At the end of the second day, the donation jar turns out to be quite full, and so the question comes up “how much is in there?”. Ensuing is a little bet – the closest estimate wins a cheese sandwich, specially-crafted by Jacqueline. Results not yet in.

Many thanks to all involved into making that a success – both events were wonderful debuts!

Prompted by Kohei’s nice howto for extracting part of a git repository’s history into a new repo, I attempted the same for our tinbuild script – but it seemed not really optimal for my case.

Instead, I mis-used git rebase --interactive, to transplant the relevant commits into a new and unrelated branch.

Created an entirely new repo, added some boilerplate, like a readme:

mkdir buildbot; cd buildbot
git init; cat ">useful info<" > README; git add README; git commit -m "added readme"

Add the (unrelated) libreoffice/bootstrap repo, so we can grab commits from there:

git remote add libo git://anongit.freedesktop.org/libreoffice/bootstrap
git fetch libo; git checkout -b libo libo/master

Find all the commits to our bin/tinbuild script, that we want to transplant:

git log --pretty="format:pick %h" --reverse  bin/tinbuild

Which already yields a suitable format for the interactive rebase, so here we go:

git checkout master
git rebase -i --onto HEAD master libo

The latter one takes all commits from the libo branch, that are not in master, and transplants them on top of HEAD – so you have to delete all suggested picks of course, and replace it with the list generated by the git log from above.

Resulting repo is here, only pushed the resulting master branch of course.

This now almost-past year was a true roller coaster ride for me (and many of my fellows). Not a particularly good excuse, but at least an excuse, for not blogging for such a long time.

The year started out with Oracle announcing the Sun acquisition has closed in January, and a virtual sigh of relief went through the OpenOffice.org community – as the months before had seen the usual information embargoes, indecisiveness and anxiety that tends to go with corporate mergers.

People had high hopes, that the new owner may be more amenable to change things fundamental to the governance of the OpenOffice.org project, and thus fix several issues brewing since a long time. Initial talks were encouraging, but it seems there was a cultural mismatch with the new owner, and the opensource communities – information was getting out even more sparsely than before, there was no sharing of feature plans, or release dates – something unthinkable for a project that can only thrive when you share code, and information, in the open. And the bad old habit of exclusionism and carefully maintained control lived on. See an earlier post for one of several cases where almost unequivocal community requests were opposed or ignored by Sun/Oracle.
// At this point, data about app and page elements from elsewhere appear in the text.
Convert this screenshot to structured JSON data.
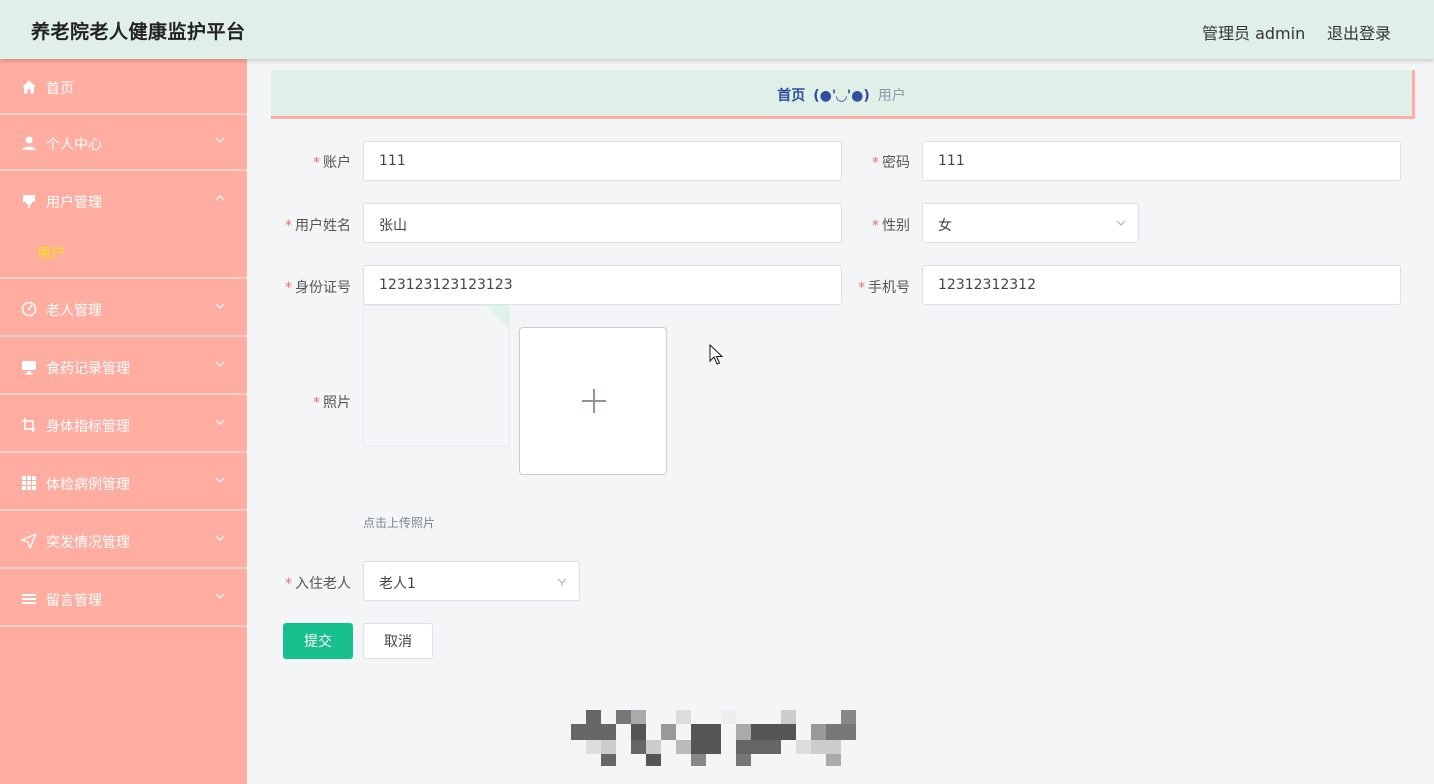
{
  "header": {
    "title": "养老院老人健康监护平台",
    "admin": "管理员 admin",
    "logout": "退出登录"
  },
  "sidebar": {
    "items": [
      {
        "label": "首页",
        "icon": "home-icon"
      },
      {
        "label": "个人中心",
        "icon": "person-icon"
      },
      {
        "label": "用户管理",
        "icon": "user-manage-icon",
        "expanded": true
      },
      {
        "label": "老人管理",
        "icon": "gauge-icon"
      },
      {
        "label": "食药记录管理",
        "icon": "monitor-icon"
      },
      {
        "label": "身体指标管理",
        "icon": "crop-icon"
      },
      {
        "label": "体检病例管理",
        "icon": "grid-icon"
      },
      {
        "label": "突发情况管理",
        "icon": "send-icon"
      },
      {
        "label": "留言管理",
        "icon": "list-icon"
      }
    ],
    "submenu": {
      "label": "用户"
    }
  },
  "breadcrumb": {
    "home": "首页",
    "face": "(●'◡'●)",
    "current": "用户"
  },
  "form": {
    "account": {
      "label": "账户",
      "value": "111"
    },
    "password": {
      "label": "密码",
      "value": "111"
    },
    "name": {
      "label": "用户姓名",
      "value": "张山"
    },
    "gender": {
      "label": "性别",
      "value": "女"
    },
    "id_card": {
      "label": "身份证号",
      "value": "123123123123123"
    },
    "phone": {
      "label": "手机号",
      "value": "12312312312"
    },
    "photo": {
      "label": "照片",
      "tip": "点击上传照片"
    },
    "elder": {
      "label": "入住老人",
      "value": "老人1"
    },
    "submit": "提交",
    "cancel": "取消"
  },
  "colors": {
    "header_bg": "#e0efe8",
    "sidebar_bg": "#ffada1",
    "submenu_active": "#ffe600",
    "submit_bg": "#17c08d",
    "required": "#f56c6c"
  }
}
Quite naturally, that was immensely frustrating for many long-standing community members, so over the course of this year, opposition grew – in several different sub-groups, that later joined forces during the annual OpenOffice.org conference in Budapest, and ultimately resulted in the launch of The Document Foundation, and LibreOffice project.

I’m delighted to be part of that new endeavour – though it means tons of work, and I see friends, colleagues and comrades spending days and nights on coding, infrastructure, QA, translation, advocacy and what not – it’s still a fun ride, because it feels right.

The only constant in life is change – that’s a given, none the least in software land. And change is what every project undergoes, like the StarOffice code becoming opensourced in 2000 after ten years of closed-source development, and now, after another ten years, that same code base finally getting a truly open governance, under the auspices of The Document Foundation. Because opening up the source code means going only half the way – as people wiser than me have repeatedly pointed out.

Ducunt volentem fata, nolentem trahunt – with that, I wish all my readers a very happy and successful new year, looking forward to meet many of you in person again in 2011! And thanks a million for the incredible work you folks did – I feel honoured indeed to be a part of this.